◆ **Activity**
Please print all of the records that follow with nothing altered.

───── Exercise data ─────

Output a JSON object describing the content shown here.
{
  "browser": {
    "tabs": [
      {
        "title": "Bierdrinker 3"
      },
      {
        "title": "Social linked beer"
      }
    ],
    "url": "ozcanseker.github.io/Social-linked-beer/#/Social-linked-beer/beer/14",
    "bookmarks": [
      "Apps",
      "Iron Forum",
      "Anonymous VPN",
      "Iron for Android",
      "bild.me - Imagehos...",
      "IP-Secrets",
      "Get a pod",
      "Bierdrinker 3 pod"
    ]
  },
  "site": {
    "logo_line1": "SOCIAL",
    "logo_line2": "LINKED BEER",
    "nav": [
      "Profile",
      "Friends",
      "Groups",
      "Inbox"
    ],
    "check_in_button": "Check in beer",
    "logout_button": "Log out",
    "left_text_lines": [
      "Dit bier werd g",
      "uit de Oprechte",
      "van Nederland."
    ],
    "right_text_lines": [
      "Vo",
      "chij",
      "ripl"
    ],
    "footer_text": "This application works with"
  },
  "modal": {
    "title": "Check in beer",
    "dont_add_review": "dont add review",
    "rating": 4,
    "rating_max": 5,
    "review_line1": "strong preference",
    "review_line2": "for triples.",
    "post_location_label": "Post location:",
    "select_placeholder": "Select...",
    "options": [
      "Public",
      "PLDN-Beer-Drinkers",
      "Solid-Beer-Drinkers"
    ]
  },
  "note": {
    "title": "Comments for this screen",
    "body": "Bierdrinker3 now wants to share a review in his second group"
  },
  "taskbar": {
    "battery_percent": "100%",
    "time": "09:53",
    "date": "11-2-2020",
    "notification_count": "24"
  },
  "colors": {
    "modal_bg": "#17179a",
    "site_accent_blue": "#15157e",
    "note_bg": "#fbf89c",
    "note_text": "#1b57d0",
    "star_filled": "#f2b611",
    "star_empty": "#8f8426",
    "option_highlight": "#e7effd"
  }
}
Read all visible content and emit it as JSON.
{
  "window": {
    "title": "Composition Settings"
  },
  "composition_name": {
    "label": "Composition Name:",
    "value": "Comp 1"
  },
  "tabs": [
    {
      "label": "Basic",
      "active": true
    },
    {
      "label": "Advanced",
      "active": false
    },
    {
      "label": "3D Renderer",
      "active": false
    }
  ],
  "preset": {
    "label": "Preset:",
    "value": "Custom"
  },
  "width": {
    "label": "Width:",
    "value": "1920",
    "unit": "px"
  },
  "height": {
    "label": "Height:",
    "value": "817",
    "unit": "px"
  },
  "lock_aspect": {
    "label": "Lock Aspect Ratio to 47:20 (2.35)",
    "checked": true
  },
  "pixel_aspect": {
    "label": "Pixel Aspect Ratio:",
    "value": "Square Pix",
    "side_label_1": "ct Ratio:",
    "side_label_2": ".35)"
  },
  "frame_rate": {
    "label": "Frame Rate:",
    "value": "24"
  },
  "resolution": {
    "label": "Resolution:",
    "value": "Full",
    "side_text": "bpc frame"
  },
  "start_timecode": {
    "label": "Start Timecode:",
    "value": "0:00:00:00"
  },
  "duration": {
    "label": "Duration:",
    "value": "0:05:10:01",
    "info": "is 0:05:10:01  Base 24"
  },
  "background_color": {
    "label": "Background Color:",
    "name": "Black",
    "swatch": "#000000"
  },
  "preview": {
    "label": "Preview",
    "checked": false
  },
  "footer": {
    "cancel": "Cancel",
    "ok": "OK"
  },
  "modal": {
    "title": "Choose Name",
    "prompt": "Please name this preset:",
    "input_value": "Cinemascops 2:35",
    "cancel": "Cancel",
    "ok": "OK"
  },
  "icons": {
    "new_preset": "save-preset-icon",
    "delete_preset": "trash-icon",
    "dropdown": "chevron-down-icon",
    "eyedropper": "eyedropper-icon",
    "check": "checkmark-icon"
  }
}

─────

◆ **Response area**
Output a JSON object describing the content shown here.
{
  "browser": {
    "tabs": [
      {
        "title": "Bierdrinker 3"
      },
      {
        "title": "Social linked beer"
      }
    ],
    "url": "ozcanseker.github.io/Social-linked-beer/#/Social-linked-beer/beer/14",
    "bookmarks": [
      "Apps",
      "Iron Forum",
      "Anonymous VPN",
      "Iron for Android",
      "bild.me - Imagehos...",
      "IP-Secrets",
      "Get a pod",
      "Bierdrinker 3 pod"
    ]
  },
  "site": {
    "logo_line1": "SOCIAL",
    "logo_line2": "LINKED BEER",
    "nav": [
      "Profile",
      "Friends",
      "Groups",
      "Inbox"
    ],
    "check_in_button": "Check in beer",
    "logout_button": "Log out",
    "left_text_lines": [
      "Dit bier werd g",
      "uit de Oprechte",
      "van Nederland."
    ],
    "right_text_lines": [
      "Vo",
      "chij",
      "ripl"
    ],
    "footer_text": "This application works with"
  },
  "modal": {
    "title": "Check in beer",
    "dont_add_review": "dont add review",
    "rating": 4,
    "rating_max": 5,
    "review_line1": "strong preference",
    "review_line2": "for triples.",
    "post_location_label": "Post location:",
    "select_placeholder": "Select...",
    "options": [
      "Public",
      "PLDN-Beer-Drinkers",
      "Solid-Beer-Drinkers"
    ]
  },
  "note": {
    "title": "Comments for this screen",
    "body": "Bierdrinker3 now wants to share a review in his second group"
  },
  "taskbar": {
    "battery_percent": "100%",
    "time": "09:53",
    "date": "11-2-2020",
    "notification_count": "24"
  },
  "colors": {
    "modal_bg": "#17179a",
    "site_accent_blue": "#15157e",
    "note_bg": "#fbf89c",
    "note_text": "#1b57d0",
    "star_filled": "#f2b611",
    "star_empty": "#8f8426",
    "option_highlight": "#e7effd"
  }
}
Read all visible content and emit it as JSON.
{
  "window": {
    "title": "Composition Settings"
  },
  "composition_name": {
    "label": "Composition Name:",
    "value": "Comp 1"
  },
  "tabs": [
    {
      "label": "Basic",
      "active": true
    },
    {
      "label": "Advanced",
      "active": false
    },
    {
      "label": "3D Renderer",
      "active": false
    }
  ],
  "preset": {
    "label": "Preset:",
    "value": "Custom"
  },
  "width": {
    "label": "Width:",
    "value": "1920",
    "unit": "px"
  },
  "height": {
    "label": "Height:",
    "value": "817",
    "unit": "px"
  },
  "lock_aspect": {
    "label": "Lock Aspect Ratio to 47:20 (2.35)",
    "checked": true
  },
  "pixel_aspect": {
    "label": "Pixel Aspect Ratio:",
    "value": "Square Pix",
    "side_label_1": "ct Ratio:",
    "side_label_2": ".35)"
  },
  "frame_rate": {
    "label": "Frame Rate:",
    "value": "24"
  },
  "resolution": {
    "label": "Resolution:",
    "value": "Full",
    "side_text": "bpc frame"
  },
  "start_timecode": {
    "label": "Start Timecode:",
    "value": "0:00:00:00"
  },
  "duration": {
    "label": "Duration:",
    "value": "0:05:10:01",
    "info": "is 0:05:10:01  Base 24"
  },
  "background_color": {
    "label": "Background Color:",
    "name": "Black",
    "swatch": "#000000"
  },
  "preview": {
    "label": "Preview",
    "checked": false
  },
  "footer": {
    "cancel": "Cancel",
    "ok": "OK"
  },
  "modal": {
    "title": "Choose Name",
    "prompt": "Please name this preset:",
    "input_value": "Cinemascops 2:35",
    "cancel": "Cancel",
    "ok": "OK"
  },
  "icons": {
    "new_preset": "save-preset-icon",
    "delete_preset": "trash-icon",
    "dropdown": "chevron-down-icon",
    "eyedropper": "eyedropper-icon",
    "check": "checkmark-icon"
  }
}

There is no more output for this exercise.